I had trouble with yellow cakes coming out mealy and dry, (like a dry, oily cornbread texture) then I found this recipe in July 2008 Gourmet magazine. It's simple, easy, and the texture is, well, like cake ought to be - moist and tender. All that and delicious too!
Don't over beat or it will be tough and try to start out with the ingredients at or near room temperature. Of course, you can make this into cupcakes or 13 x 9, just adjust the baking time. It's done when a wooden pick inserted in the center comes out clean. I'll never go back to the box mixes!
This is the best recipe for taste, presentation and easy for decorating, borders, cupcakes, cakes and such! This yields A LOT!! This works very well with KitchenAids mixers that really make a difference in outcome of frosting! If needed, add a little milk or water to thin out but KA's help, really don't need it. Very stable and can withstand room temp!!
I love lemon cakes, pies, cookies, etc. This cake is the best! It comes from Cook's Illustrated Magazine, Mar/Apr 07 edition. As always, they area very precise with their directions, so they might be long, but don't be put off by that. The filling can be made a day ahead, it does get a little stiff, just stir it to loosen it up a bit. Chill leftovers.
This is an amazing fluffy, delicious frosting. It pipes out beautifully, and holds it's shape. The flavor tastes like marshmallow whipped cream. Be sure to whip the hot sugar syrup with the egg whites for a considerable amount of time, about 8-10 minutes (on a Kitchenaid stand mixer) for the best results. I'm sure this would be excellent on any flavor of cake, but it is fabulous on chocolate cake and probably be great on red velvet.
My mom once received a small book with cupcake recipes along with a 6-cup silicone muffin pan as a gift. She made these delicious cupcakes and then shared the recipe with me. There are a lot of sour cream or vanilla cupcakes posted here, but not one is even close to this recipe. It can be made in either a silicone or metal pan. It can also easily be doubled or tripled to make larger batches. For the easy fudge frosting shown, check out recipe #415723 by chef #971177.
This one is so delicious and easy, you'll never use store bought again. Use fresh squeezed lemon juice if you have it; if not, the stuff in the container will do just fine. I've adapted this from the original recipe that came from the 1950 Betty Crocker's Picture Cook Book. It was the very first "big red cookbook" as they are known now. I use this to make my friend GailAnn's recipe #419104
I knew this recipe wouldn't be here at Zaar because it's very very old. It came from my ex-boyfriend's Aunt Suzie. She was different from the rest of the family (she a Baptist, they were Catholic) which made her the black sheep. She and I got along like peas and carrots. I commented that I loved to cook and she gave me this recipe. It was her husband's grandmother's recipe. She said it was his favorite.

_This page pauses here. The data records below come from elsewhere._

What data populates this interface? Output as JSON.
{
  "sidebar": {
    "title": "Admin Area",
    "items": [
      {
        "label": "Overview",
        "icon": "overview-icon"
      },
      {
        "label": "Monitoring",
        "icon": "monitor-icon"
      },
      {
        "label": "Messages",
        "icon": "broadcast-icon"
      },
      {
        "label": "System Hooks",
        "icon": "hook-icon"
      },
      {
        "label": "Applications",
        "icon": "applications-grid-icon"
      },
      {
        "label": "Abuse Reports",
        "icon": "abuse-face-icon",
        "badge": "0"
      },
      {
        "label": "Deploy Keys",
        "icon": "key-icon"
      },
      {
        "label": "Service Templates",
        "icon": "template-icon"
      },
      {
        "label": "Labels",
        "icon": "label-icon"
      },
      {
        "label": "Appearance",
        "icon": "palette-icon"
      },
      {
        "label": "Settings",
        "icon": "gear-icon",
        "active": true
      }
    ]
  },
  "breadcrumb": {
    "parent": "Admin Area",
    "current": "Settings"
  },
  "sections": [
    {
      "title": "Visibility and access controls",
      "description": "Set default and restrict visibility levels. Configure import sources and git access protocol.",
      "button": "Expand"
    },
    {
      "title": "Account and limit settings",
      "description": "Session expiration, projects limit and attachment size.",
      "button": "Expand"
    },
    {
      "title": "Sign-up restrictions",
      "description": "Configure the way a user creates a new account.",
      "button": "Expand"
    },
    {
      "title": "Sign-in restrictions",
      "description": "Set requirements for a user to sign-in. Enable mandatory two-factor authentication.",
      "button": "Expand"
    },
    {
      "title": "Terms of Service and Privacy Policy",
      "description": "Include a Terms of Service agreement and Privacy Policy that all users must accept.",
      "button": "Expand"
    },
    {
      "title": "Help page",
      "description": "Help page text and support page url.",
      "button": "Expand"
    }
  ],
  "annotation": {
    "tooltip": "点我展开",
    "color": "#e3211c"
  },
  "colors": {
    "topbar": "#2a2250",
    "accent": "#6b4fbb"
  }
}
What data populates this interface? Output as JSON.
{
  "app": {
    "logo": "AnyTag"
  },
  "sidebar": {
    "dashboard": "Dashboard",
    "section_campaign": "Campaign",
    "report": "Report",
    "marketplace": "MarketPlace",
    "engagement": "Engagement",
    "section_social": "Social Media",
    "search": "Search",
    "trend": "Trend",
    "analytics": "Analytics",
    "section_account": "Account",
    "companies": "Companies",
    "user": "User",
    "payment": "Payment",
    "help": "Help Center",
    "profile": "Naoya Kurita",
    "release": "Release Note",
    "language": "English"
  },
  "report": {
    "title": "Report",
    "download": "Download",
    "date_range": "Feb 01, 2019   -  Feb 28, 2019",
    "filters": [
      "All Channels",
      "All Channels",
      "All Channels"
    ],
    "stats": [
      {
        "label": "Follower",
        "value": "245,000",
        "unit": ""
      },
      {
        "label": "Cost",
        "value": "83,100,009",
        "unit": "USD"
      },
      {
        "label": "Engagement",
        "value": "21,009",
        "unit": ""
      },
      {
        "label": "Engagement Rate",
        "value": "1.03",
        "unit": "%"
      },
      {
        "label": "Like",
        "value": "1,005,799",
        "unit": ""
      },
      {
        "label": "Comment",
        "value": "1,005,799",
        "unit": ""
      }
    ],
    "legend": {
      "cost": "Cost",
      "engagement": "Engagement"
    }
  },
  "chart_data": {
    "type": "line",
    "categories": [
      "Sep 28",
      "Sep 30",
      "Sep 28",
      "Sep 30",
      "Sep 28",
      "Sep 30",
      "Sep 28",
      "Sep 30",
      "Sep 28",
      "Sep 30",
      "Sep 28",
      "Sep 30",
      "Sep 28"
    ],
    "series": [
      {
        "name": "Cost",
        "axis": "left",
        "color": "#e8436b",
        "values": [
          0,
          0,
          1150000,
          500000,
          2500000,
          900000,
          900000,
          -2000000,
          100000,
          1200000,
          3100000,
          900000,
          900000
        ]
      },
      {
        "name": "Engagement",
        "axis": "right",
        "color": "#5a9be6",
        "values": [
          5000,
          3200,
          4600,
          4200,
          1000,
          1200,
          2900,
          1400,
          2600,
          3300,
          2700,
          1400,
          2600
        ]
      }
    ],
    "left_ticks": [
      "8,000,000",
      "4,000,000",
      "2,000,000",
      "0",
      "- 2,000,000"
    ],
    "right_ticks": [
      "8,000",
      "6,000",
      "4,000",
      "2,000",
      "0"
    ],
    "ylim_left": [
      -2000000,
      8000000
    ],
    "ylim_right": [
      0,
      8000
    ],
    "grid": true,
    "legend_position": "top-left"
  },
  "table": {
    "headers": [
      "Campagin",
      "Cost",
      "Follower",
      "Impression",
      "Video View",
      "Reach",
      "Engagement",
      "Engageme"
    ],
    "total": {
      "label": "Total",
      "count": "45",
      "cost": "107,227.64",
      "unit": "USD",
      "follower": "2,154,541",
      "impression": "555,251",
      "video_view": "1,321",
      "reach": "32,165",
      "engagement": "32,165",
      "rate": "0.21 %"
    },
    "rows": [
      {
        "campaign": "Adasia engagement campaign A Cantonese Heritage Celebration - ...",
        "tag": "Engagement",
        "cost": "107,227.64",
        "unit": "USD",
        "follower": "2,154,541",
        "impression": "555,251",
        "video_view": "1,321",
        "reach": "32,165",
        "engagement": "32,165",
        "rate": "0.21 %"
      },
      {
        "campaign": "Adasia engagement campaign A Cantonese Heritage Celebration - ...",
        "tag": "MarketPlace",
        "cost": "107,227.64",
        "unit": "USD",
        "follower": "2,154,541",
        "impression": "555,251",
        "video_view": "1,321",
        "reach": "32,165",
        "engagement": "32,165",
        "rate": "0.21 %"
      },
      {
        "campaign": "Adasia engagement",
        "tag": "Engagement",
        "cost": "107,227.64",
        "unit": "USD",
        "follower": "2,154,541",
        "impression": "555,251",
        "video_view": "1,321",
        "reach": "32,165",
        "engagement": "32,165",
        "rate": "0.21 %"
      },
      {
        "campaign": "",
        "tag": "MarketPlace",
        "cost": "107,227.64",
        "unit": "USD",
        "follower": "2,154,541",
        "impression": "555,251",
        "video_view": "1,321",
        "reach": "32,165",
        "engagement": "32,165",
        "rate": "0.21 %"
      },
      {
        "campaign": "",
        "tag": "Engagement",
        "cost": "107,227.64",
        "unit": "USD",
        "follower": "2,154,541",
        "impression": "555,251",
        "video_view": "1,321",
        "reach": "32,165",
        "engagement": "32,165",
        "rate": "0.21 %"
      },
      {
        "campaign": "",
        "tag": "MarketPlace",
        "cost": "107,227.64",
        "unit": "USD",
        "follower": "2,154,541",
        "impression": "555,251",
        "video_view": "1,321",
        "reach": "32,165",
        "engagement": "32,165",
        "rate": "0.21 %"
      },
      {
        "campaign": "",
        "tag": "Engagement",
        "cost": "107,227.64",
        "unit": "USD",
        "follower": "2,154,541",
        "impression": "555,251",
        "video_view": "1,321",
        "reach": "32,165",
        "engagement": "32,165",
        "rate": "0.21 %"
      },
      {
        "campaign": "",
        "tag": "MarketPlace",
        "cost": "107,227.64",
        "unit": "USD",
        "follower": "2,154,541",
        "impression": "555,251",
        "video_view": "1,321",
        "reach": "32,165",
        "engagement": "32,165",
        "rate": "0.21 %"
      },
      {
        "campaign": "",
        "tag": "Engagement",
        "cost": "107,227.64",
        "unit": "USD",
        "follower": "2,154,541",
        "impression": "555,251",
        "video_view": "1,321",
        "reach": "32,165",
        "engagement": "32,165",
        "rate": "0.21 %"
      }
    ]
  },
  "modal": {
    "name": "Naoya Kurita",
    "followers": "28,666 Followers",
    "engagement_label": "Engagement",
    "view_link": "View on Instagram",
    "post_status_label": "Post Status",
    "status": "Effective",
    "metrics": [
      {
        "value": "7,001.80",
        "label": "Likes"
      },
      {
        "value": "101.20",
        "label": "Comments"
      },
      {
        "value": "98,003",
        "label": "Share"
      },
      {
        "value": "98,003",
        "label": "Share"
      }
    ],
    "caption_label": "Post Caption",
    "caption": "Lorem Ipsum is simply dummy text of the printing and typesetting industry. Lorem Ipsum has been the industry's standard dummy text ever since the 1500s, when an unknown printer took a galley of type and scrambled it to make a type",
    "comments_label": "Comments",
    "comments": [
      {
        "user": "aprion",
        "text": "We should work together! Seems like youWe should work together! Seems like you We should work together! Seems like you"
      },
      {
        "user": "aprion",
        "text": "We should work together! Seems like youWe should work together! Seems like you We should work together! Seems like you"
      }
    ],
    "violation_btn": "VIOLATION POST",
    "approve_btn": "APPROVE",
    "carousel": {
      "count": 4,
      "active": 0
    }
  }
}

So so so good! So so so little work. Well, yeah, come on, you DO have to measure the ingredients. And a simple glaze would be good. But if you are really, I mean REALLY, pressed for time, place a paper doily on the cake, sift confectioner's sugar over it, lift carefully and there you have it. And this is sooo much better than a cake mix. I use an 8" square scalloped pan; that makes it look really special. Nawww, that's not cheating. It's just taking a little help where you can find it! Recipe was found somewhere on the internet April, 1998. That's how long I've been making it.
An ancient Good Housekeeping recipe that I religiously make every New Years day. If you've never made a scratch cake, you don't know what you're missing. Using cake flour is a must. See Lennie's recipe #87689. Be sure to properly measure your flour by lightly spooning into a measure cup until overflowing then using the backside of a knife to level off. Too little flour will produce a callapsed cake and too much will have wet spots with dense layers. Cake layers freezeable.
Prep time also includes assembly time.
This recipe I found in an Alzheimer's cookbook (produced to raise money for this worthy cause). It is a wonderfully moist cake which I have made often and, when our daughter had her catering business, it was very popular. Keeps well and also freezes, but usually it never lasts that long!
My mom cut this recipe out from the Honolulu Star Bulletin in the early 70's. It was our family's absolute favorite cake - a moist, lemony chiffon that always came out perfect. Then she misplaced the recipe sometime in the 90's and I thought it was lost forever. In a bit of serendipity, my best friend from elementary school got my address a couple of months ago and we started corresponding. I mentioned the recipe to her (even she remembered the cake after all these years!) and lamented that I doubted I'd ever find it again. Well, guess what? My mom had given her mom the recipe when we were kids, and she still had it! I was so happy I could have hugged my friend - if she didn't live 2000 miles away! I'm posting this here so I'll never, ever lose it again.
Note: Thanks to **Tinkerbell** for reminding me that the cake needs to cool upside down so it stays tall and fluffy!